Sunday, February 8, 2015

Vernet 1814: Boots - Part 1



Call me crazy, but I'm actually attempting to make the shoes that are in my Vernet fashion plate.  I've been working and reworking mock-ups of my shoes for about 5 months now.  I've read and re-read Every Lady Her Own Shoemaker, published anonymously by a Lady in 1855.  Most of it is straightforward, but when it comes to working the leather, and attaching the uppers to the sole...I must admit, I am struggling.

The only other time I attempted to make something even remotely looking like a shoe it was an epic failure.  SEE HERE if you don't believe me.  I am hoping and praying that this time I am somewhat more clever than I was then.

The first step was to find a proper shoe last.  Any old last wouldn't do, because shoes in 1814 would have been made with a straight last.  In other words, there wasn't a left or right shoe...both would have been the same.  Finding an original antique straight last is hard to do.  Finding one in my modern shoe size 8 1/2 is even harder.   I searched and scoured Ebay and Etsy for weeks, until I came across IT...the golden last...the one that shone and made angels sing...it was perfect (well, close enough)...and it was cheap!

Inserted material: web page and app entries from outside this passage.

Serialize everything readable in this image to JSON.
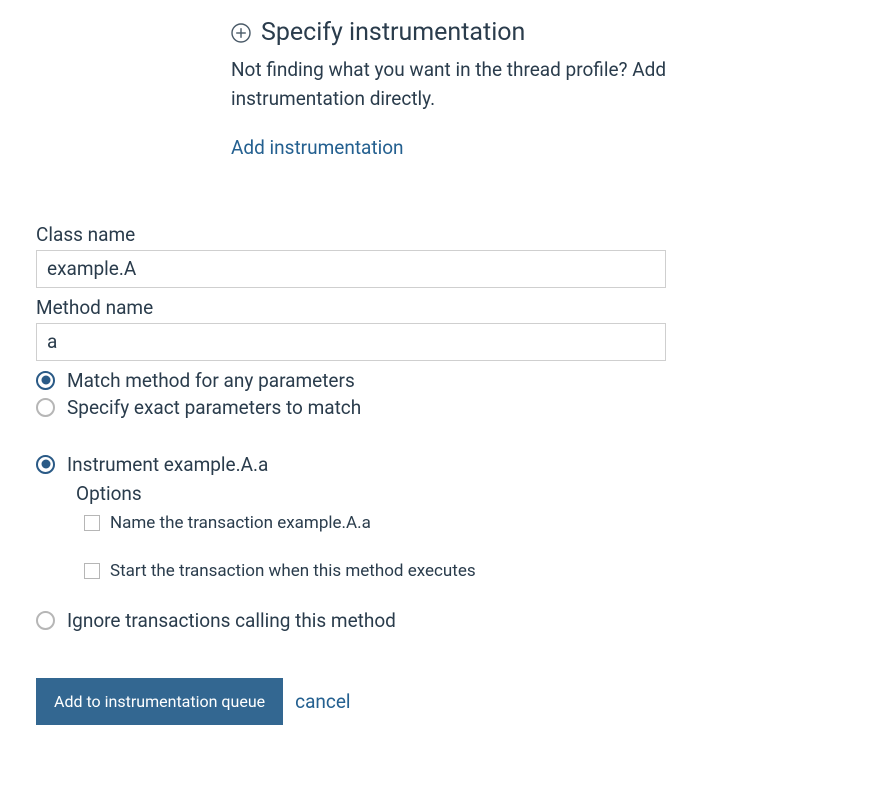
{
  "header": {
    "title": "Specify instrumentation",
    "description": "Not finding what you want in the thread profile? Add instrumentation directly.",
    "link_label": "Add instrumentation"
  },
  "form": {
    "class_name_label": "Class name",
    "class_name_value": "example.A",
    "method_name_label": "Method name",
    "method_name_value": "a",
    "match": {
      "any_label": "Match method for any parameters",
      "exact_label": "Specify exact parameters to match",
      "selected": "any"
    },
    "action": {
      "instrument_label": "Instrument example.A.a",
      "ignore_label": "Ignore transactions calling this method",
      "selected": "instrument"
    },
    "options": {
      "heading": "Options",
      "name_transaction_label": "Name the transaction example.A.a",
      "start_transaction_label": "Start the transaction when this method executes"
    },
    "submit_label": "Add to instrumentation queue",
    "cancel_label": "cancel"
  }
}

See how straight it is?  No curve in toward one side or another.  I'm guessing that this last was made in the early to mid 1800's.  
The only small defect it had was being a tiny bit too short in the heel.  So, I altered it with some scrap leather to get the needed size.



Once the alterations were done, it worked like a dream. 

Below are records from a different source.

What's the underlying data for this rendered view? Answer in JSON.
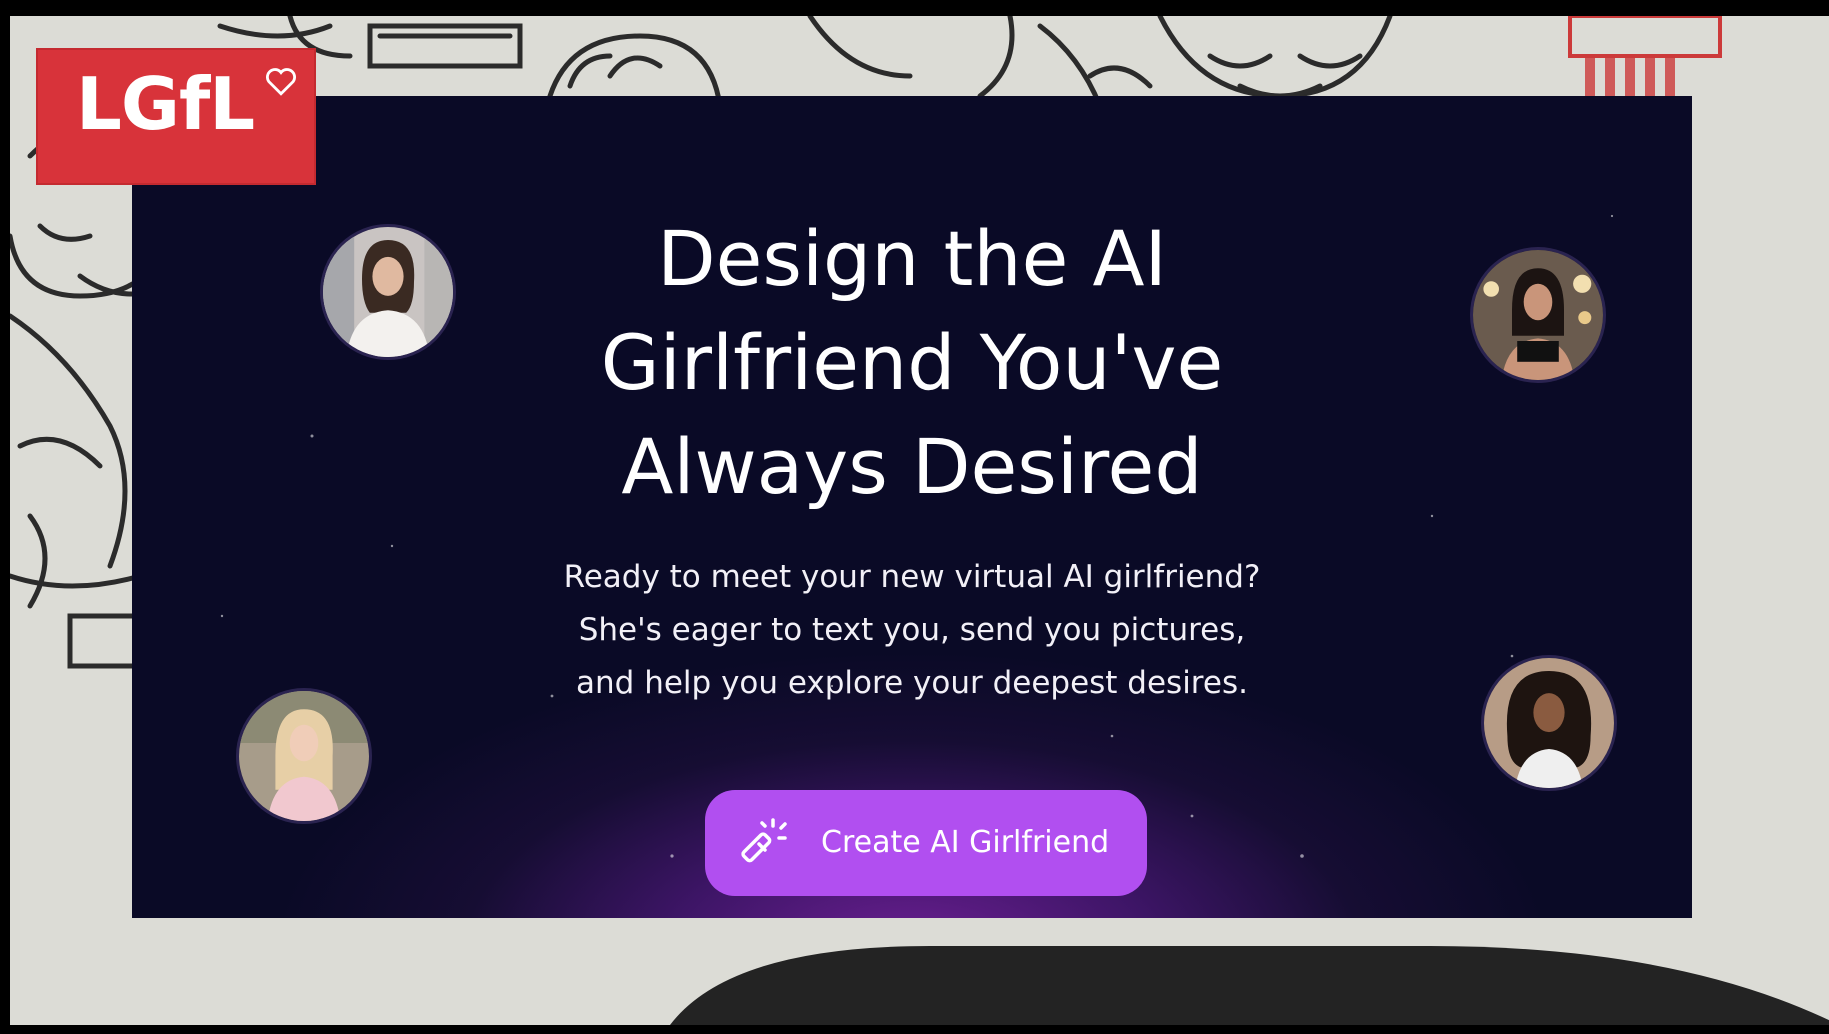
{
  "logo": {
    "text": "LGfL"
  },
  "hero": {
    "title_lines": [
      "Design the AI",
      "Girlfriend You've",
      "Always Desired"
    ],
    "subtitle_lines": [
      "Ready to meet your new virtual AI girlfriend?",
      "She's eager to text you, send you pictures,",
      "and help you explore your deepest desires."
    ],
    "cta_label": "Create AI Girlfriend",
    "cta_icon": "magic-wand-icon"
  },
  "colors": {
    "panel_bg": "#0a0a26",
    "panel_glow": "#6b1f92",
    "cta": "#b14ff0",
    "logo_bg": "#d8333a",
    "wall": "#dcdcd6"
  }
}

Let's see....I've gone through how many mock-ups now trying to get the right cut and size?  
(Ignore the various types of fabrics, I was using up scraps for my mock-ups.)

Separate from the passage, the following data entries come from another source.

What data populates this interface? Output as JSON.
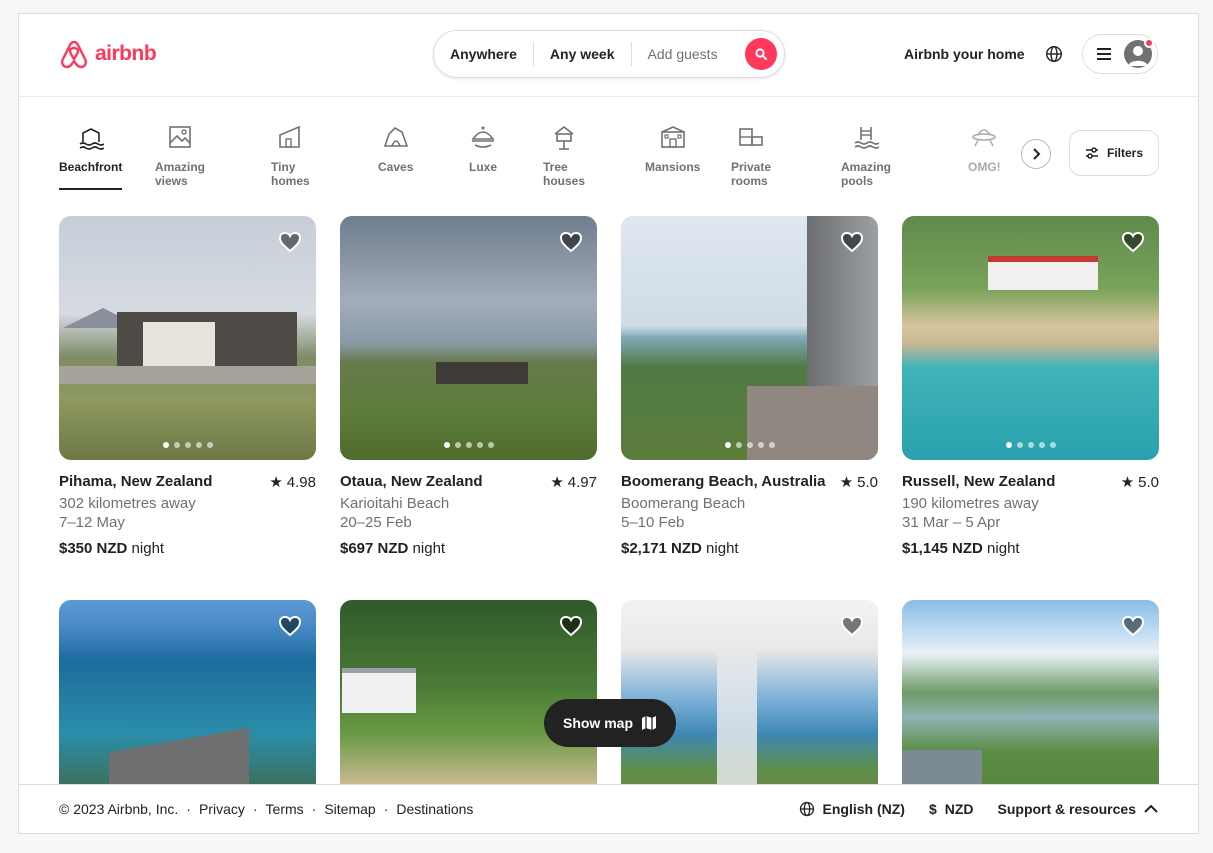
{
  "header": {
    "brand": "airbnb",
    "search": {
      "location": "Anywhere",
      "dates": "Any week",
      "guests": "Add guests"
    },
    "host_link": "Airbnb your home"
  },
  "categories": [
    {
      "label": "Beachfront",
      "icon": "beachfront-icon",
      "active": true
    },
    {
      "label": "Amazing views",
      "icon": "views-icon"
    },
    {
      "label": "Tiny homes",
      "icon": "tiny-home-icon"
    },
    {
      "label": "Caves",
      "icon": "cave-icon"
    },
    {
      "label": "Luxe",
      "icon": "luxe-icon"
    },
    {
      "label": "Tree houses",
      "icon": "treehouse-icon"
    },
    {
      "label": "Mansions",
      "icon": "mansion-icon"
    },
    {
      "label": "Private rooms",
      "icon": "private-room-icon"
    },
    {
      "label": "Amazing pools",
      "icon": "pool-icon"
    },
    {
      "label": "OMG!",
      "icon": "ufo-icon"
    }
  ],
  "filters_label": "Filters",
  "listings": [
    {
      "title": "Pihama, New Zealand",
      "rating": "4.98",
      "line1": "302 kilometres away",
      "line2": "7–12 May",
      "price": "$350 NZD",
      "unit": "night"
    },
    {
      "title": "Otaua, New Zealand",
      "rating": "4.97",
      "line1": "Karioitahi Beach",
      "line2": "20–25 Feb",
      "price": "$697 NZD",
      "unit": "night"
    },
    {
      "title": "Boomerang Beach, Australia",
      "rating": "5.0",
      "line1": "Boomerang Beach",
      "line2": "5–10 Feb",
      "price": "$2,171 NZD",
      "unit": "night"
    },
    {
      "title": "Russell, New Zealand",
      "rating": "5.0",
      "line1": "190 kilometres away",
      "line2": "31 Mar – 5 Apr",
      "price": "$1,145 NZD",
      "unit": "night"
    }
  ],
  "show_map": "Show map",
  "footer": {
    "copyright": "© 2023 Airbnb, Inc.",
    "links": [
      "Privacy",
      "Terms",
      "Sitemap",
      "Destinations"
    ],
    "language": "English (NZ)",
    "currency_symbol": "$",
    "currency": "NZD",
    "support": "Support & resources"
  },
  "colors": {
    "brand": "#ff385c",
    "text": "#222222",
    "muted": "#717171"
  }
}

Mock-up #1





Mock-up #2





Mock-up #3





Mock-up #4





Well, if it isn't obvious by now, I should tell you that I'm making boots.  Four mock-ups and many frustrated hours later, I finally felt confident enough to cut out the uppers in the real fabric...a heavy weighted black silk, with black cotton drill lining. 






With silk covered buttons attached, I'd say they are looking pretty sharp.

Now, for a look at the leather soles and how they are coming along...



Such a mess!  I'm nearly ready to call it a day and just GLUE the uppers to the soles in a modern fashion.  But...not being one to give up easily, I've ordered a different awl, one made specifically for leather working.  Hopefully, this will save my sanity.

To be continued...

1 comment:

ZipZip said...

Go it, Jenni!It's such an adventure, clearly, but you're taking on something yourself without the aid of experts, and it's very cool indeed to see the progress and the learning.

You know, if you lose patience at the last :) -- you could call The Last Genuine Leather Company and see if they'd cut and awl some soles for you. They make moccasins and boots and and have professional tools there, plus some for sale. They are on Southland...so not far from school.

Hugs,

Natalie